The Dutch hills, in the very south of Limburg, are the Netherlands’ only hilly region. The chalk-loess relief was formed by the foothills of the neighboring Ardennes and Eifel low mountain ranges. The hills define the character of the race: they are generally shorter and not as high as in the Ardennes, but come in much higher frequency than in Liège–Bastogne–Liège. The highest point of the region and the race is Vaalserberg at 322.7 m above sea level; the top of the Cauberg is at 133.7 m altitude.
The present course features more than 30 short climbs that come in greater succession as the race progresses, meaning riders have little time to recover in between the hills. 25 climbs are covered in the last 165 kilometers of the race, with eight coming in the final 45 kilometers. The steepest are the Cauberg, Keutenberg and Eyserbosweg. Some ascents are as steep as 22% (Keutenberg), others are more gently sloped.
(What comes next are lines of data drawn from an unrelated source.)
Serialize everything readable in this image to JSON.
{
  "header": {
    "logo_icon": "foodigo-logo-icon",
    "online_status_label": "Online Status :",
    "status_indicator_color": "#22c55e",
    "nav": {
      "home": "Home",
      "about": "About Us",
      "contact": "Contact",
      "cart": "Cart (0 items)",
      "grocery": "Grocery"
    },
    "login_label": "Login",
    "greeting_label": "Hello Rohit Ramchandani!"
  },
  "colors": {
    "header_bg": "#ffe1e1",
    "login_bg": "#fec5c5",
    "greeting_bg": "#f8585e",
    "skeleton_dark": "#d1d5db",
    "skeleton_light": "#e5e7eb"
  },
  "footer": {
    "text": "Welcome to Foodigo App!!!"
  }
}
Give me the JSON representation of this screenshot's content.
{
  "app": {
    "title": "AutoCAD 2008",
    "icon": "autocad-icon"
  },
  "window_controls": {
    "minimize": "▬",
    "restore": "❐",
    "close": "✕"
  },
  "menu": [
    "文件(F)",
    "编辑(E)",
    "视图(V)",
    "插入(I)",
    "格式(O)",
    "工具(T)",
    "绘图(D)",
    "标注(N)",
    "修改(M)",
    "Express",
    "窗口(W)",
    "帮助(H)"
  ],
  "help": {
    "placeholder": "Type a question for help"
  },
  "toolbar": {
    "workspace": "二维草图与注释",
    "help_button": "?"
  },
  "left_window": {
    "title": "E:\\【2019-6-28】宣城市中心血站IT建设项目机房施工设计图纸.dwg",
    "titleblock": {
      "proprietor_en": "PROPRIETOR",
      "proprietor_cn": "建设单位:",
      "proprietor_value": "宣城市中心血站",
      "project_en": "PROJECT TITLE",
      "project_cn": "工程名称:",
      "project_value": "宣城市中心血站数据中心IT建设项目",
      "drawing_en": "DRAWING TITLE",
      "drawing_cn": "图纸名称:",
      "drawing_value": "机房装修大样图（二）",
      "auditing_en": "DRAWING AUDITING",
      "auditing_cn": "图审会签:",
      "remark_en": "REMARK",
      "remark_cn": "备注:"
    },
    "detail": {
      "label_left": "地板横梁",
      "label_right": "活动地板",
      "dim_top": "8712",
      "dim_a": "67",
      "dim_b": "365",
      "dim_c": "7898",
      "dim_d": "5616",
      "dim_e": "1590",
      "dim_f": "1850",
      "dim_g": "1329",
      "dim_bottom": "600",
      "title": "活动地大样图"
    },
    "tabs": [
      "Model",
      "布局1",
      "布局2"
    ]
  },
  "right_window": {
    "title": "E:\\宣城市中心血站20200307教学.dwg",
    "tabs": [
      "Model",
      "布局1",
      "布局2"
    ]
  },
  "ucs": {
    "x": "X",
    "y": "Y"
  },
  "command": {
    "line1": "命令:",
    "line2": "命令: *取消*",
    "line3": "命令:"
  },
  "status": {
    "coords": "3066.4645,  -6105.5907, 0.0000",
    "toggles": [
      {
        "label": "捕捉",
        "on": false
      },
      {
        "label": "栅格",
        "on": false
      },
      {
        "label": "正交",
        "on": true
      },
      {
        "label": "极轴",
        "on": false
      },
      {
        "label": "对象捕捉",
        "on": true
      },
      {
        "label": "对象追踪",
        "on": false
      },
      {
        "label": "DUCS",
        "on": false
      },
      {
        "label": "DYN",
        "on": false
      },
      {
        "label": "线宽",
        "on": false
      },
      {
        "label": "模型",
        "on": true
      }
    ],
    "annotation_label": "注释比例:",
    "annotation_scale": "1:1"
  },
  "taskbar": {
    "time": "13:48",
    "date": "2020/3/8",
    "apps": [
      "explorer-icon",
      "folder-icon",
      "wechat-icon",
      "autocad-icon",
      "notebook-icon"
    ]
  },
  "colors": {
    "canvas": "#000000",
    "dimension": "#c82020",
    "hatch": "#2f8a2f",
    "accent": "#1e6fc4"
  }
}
In contrast to the cobbled bergs in the Tour of Flanders, all the hills in Limburg are asphalted nowadays.
Attempting to explain the difficulty of the course Peter Easton recounts a mathematician’s calculations:
…applying logic to overcome a sense of incomprehension is the key to understanding this race. And there is truth in numbers. Six of the climbs come in the first 92 kilometers — one every 15.2 kilometers. The remaining 25 come over the final 165 kilometers. That’s one every 6.6 kilometers. Breaking it down further, the final hour of racing has eight climbs in 42 kilometers. Now we’re down to one every 5.25 km. At 40 km/h, that’s one every 7 ½ minutes. Not overly funny, and definitely all business.
The full Wikipedia Entry can be found here – https://en.wikipedia.org/wiki/Amstel_Gold_Race